The Wilderness & The Dog On Your Street
Testicular cancer survivor Blake Lynch has written two new poems to share with the community. We hope that they both resonate with you.
In Robert Wiles photograph, taken several minutes
after a bookkeeper jumped from the 86th floor
of the Observation Deck of the Empire State Building,
a woman in a dark suit is lying on the top of a car,
her right hand pulling at the collar of her dress,
as if to give her soul more room to escape,
but her head is tilted to the side as if she is listening
to some music from another room, but all she heard
in the last moments was likely a woosh, as the windows,
clouds, and birds all turned to gray around her.
The metal of the car looks easily crushed,
like it was nothing more than a blanket.
And today, because I know so little about the woman,
besides a black and white photograph that can not change,
I read how the woman was engaged but didn’t want
to be anyone’s wife, and how her fiance moved to Florida,
and even though he still had a whole life, never remarried.
If someone breaks your heart, as clearly as that,
I can only imagine that you would spend fifty years,
trying to talk to a palm tree that looked like a ghost,
until you end up like a horn bent so far, that not even
a single clear note can blow out. No doubt, the man
knew other people who would have listened to a story
so horrific, and if there weren’t, I’m sure there were
miles of bars, but he probably ended up speaking
to areca, who understood him even better than
a glass of whiskey on the rocks. And so he was,
for many years, in the middle of his life, in the middle
of the war, confusing a palm tree for a woman he loved.
But, look, I made the part about the tree up,
and maybe now that the man and woman are dead,
it’s wrong to use their story to say anything,
maybe the man was perfectly happy alone,
maybe he grew tired with the whine of New York City
and left his job for a more relaxing life, and
maybe he never remarried because he preferred the bachelor’s life.
Maybe it would be far better to take your perspective
on your hurt and the world and use that to explain
why the man died in Florida, an old man who was alone,
unless, of course, that would lead to an even worse conclusion,
or in having stripped this poem of that ending, you will
view this as trite bullshit, or even worse, that I have said
Nothing at all.
Once, I carried a mass of cancer around in my testicle,
and by the time I went to the doctor, the disease had spread
to my lymph nodes, my abdomen, my lungs, and though
it saved my life to do it, by the end of the procedure,
my whole body had changed, to the point that I was sterile,
and as I lie in bed this autumn morning, I realize that no matter
how long I talk to the trees, I will never have a son.
So, I sit on the back porch, where the rain during the night,
has soaked through each cardboard box left out, until
the weight bears down on itself, and sometimes that happens
when you tell yourself the truth, no matter how hard I sing,
I will never see my face in anyone else, it is a difficult thing
to accept, but maybe it is just as well.
That man, he was a scavenger out in the wilderness,
he was trying to find answers to why something
got taken from him, that never should, and he ended
up at midnight, on a street, hearing the silence sing
out of a palm tree.
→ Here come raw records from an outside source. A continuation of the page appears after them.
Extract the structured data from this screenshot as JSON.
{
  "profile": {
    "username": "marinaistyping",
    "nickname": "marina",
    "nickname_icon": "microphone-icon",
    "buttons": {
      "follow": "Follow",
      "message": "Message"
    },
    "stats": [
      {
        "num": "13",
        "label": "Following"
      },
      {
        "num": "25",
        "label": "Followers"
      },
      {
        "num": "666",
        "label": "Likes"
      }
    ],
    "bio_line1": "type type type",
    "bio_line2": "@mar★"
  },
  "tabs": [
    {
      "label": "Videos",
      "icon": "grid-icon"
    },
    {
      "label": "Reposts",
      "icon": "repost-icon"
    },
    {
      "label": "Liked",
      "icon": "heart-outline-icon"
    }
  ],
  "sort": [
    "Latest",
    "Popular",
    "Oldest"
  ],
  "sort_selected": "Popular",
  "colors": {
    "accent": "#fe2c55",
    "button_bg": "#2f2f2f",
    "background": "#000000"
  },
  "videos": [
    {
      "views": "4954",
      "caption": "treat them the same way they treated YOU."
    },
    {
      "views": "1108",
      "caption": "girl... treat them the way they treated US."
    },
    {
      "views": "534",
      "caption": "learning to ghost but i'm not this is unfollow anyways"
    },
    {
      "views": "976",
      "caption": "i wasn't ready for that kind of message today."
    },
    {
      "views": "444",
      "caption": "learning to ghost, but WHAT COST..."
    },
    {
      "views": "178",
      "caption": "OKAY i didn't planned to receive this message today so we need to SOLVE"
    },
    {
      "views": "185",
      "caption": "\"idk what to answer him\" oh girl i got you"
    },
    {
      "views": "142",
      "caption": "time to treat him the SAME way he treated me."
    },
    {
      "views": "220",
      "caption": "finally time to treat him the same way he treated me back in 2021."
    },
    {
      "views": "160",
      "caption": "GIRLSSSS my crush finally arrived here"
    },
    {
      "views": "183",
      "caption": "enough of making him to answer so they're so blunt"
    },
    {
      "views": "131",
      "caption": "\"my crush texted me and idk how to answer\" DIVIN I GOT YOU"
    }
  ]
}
And I imagine that, like the ocean
came back to tide, as night fell purple and blue,
was whether the woman clutched her shirt,
to make sure her soul flew loose before she died,
or whether someone had merely placed it there.
"The Dog On Your Street"
Is scared, because he’s never seen this neighborhood with no one loitering outside,
and no cars with broken mufflers fumbling through the neighborhood.
He doesn’t know what to make of the mail left stuck outside of our mailbox,
the crumpled toilet paper coupon that has blown around in the street all day,
What good is it now when no one leaves their house all day?
Think of the rain that fell down on the row houses,
consider how strange it must have felt, to find none of us there are any longer.
It will remain the land,
It will remain black trees branches running against the sky,
water falling down a side of the hill,
as it did two months ago
when I crumpled up a wrapper
and threw it in the public garbage can.
The leaves dance like a woman I knew once,
like a woman who has not gone anywhere,
not really, she locked herself in her house, and was afraid of the wind.
This is a dull journey not lived beyond these four walls,
and even that will be sad again, when this is over,
when this becomes just a house again.
When my body becomes just broken knees,
belly all gone,
instead of a dark plot of land,
from which the fire can come,
to make me nothing again.
I lie down in the bedroom,
the dog on your street will bark in the morning again,
Every man I meet now will be called friend,
I will not be allowed to touch his hand, I will love
the next stranger’s face I see will be either through glass or six feet away,
and for a moment, I will worry about something unknown,
fluttering, that could come to live in my body,
but I will trust him.
Photo courtesy of Unsplash.